The data is to be set down once more, exactly as it reads.

(Dataset rows for apps and sites)
——————

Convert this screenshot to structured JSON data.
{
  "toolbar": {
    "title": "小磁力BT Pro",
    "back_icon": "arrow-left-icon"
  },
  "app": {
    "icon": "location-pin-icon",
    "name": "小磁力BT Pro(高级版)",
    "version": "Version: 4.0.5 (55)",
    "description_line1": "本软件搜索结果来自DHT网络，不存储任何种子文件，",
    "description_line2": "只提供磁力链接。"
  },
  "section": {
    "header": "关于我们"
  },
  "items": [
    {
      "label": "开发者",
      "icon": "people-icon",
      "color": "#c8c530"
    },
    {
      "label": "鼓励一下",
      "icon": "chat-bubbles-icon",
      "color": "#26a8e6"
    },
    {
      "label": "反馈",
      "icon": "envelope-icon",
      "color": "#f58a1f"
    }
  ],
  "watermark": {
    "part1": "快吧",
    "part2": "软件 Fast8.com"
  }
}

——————

**FINISHED EXERCISE**
Convert this screenshot to structured JSON data.
{
  "toolbar": {
    "title": "小磁力BT Pro",
    "back_icon": "arrow-left-icon"
  },
  "app": {
    "icon": "location-pin-icon",
    "name": "小磁力BT Pro(高级版)",
    "version": "Version: 4.0.5 (55)",
    "description_line1": "本软件搜索结果来自DHT网络，不存储任何种子文件，",
    "description_line2": "只提供磁力链接。"
  },
  "section": {
    "header": "关于我们"
  },
  "items": [
    {
      "label": "开发者",
      "icon": "people-icon",
      "color": "#c8c530"
    },
    {
      "label": "鼓励一下",
      "icon": "chat-bubbles-icon",
      "color": "#26a8e6"
    },
    {
      "label": "反馈",
      "icon": "envelope-icon",
      "color": "#f58a1f"
    }
  ],
  "watermark": {
    "part1": "快吧",
    "part2": "软件 Fast8.com"
  }
}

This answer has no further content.